--- Record set ---

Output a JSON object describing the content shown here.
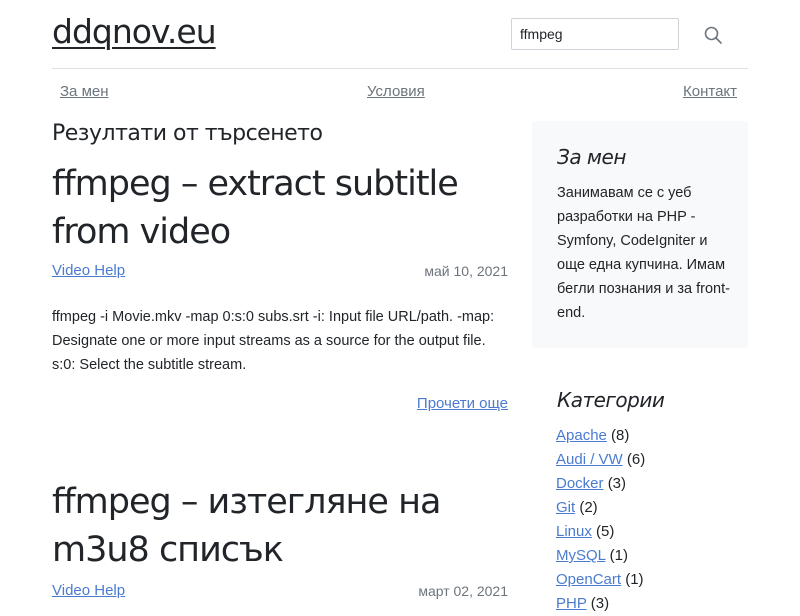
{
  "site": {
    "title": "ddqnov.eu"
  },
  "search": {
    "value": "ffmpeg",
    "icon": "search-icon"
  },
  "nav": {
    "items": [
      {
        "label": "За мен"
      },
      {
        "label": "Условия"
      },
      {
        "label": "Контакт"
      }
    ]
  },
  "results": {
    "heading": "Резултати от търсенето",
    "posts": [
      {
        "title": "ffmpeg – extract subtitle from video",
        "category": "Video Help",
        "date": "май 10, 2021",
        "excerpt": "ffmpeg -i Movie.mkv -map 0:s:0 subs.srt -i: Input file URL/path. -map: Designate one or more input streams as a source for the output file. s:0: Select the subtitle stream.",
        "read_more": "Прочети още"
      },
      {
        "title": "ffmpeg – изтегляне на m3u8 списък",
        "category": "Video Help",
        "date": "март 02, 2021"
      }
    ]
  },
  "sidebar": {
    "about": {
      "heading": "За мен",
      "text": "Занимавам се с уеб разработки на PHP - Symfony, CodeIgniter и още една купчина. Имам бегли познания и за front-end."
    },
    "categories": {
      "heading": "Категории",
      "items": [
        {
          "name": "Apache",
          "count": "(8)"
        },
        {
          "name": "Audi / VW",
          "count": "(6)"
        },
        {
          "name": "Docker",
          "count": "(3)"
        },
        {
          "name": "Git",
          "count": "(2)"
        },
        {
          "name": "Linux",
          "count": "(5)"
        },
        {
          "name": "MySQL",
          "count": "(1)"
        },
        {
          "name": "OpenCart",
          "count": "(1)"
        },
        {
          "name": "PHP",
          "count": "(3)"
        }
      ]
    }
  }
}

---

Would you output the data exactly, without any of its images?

Output a JSON object describing the content shown here.
{
  "site": {
    "title": "ddqnov.eu"
  },
  "search": {
    "value": "ffmpeg",
    "icon": "search-icon"
  },
  "nav": {
    "items": [
      {
        "label": "За мен"
      },
      {
        "label": "Условия"
      },
      {
        "label": "Контакт"
      }
    ]
  },
  "results": {
    "heading": "Резултати от търсенето",
    "posts": [
      {
        "title": "ffmpeg – extract subtitle from video",
        "category": "Video Help",
        "date": "май 10, 2021",
        "excerpt": "ffmpeg -i Movie.mkv -map 0:s:0 subs.srt -i: Input file URL/path. -map: Designate one or more input streams as a source for the output file. s:0: Select the subtitle stream.",
        "read_more": "Прочети още"
      },
      {
        "title": "ffmpeg – изтегляне на m3u8 списък",
        "category": "Video Help",
        "date": "март 02, 2021"
      }
    ]
  },
  "sidebar": {
    "about": {
      "heading": "За мен",
      "text": "Занимавам се с уеб разработки на PHP - Symfony, CodeIgniter и още една купчина. Имам бегли познания и за front-end."
    },
    "categories": {
      "heading": "Категории",
      "items": [
        {
          "name": "Apache",
          "count": "(8)"
        },
        {
          "name": "Audi / VW",
          "count": "(6)"
        },
        {
          "name": "Docker",
          "count": "(3)"
        },
        {
          "name": "Git",
          "count": "(2)"
        },
        {
          "name": "Linux",
          "count": "(5)"
        },
        {
          "name": "MySQL",
          "count": "(1)"
        },
        {
          "name": "OpenCart",
          "count": "(1)"
        },
        {
          "name": "PHP",
          "count": "(3)"
        }
      ]
    }
  }
}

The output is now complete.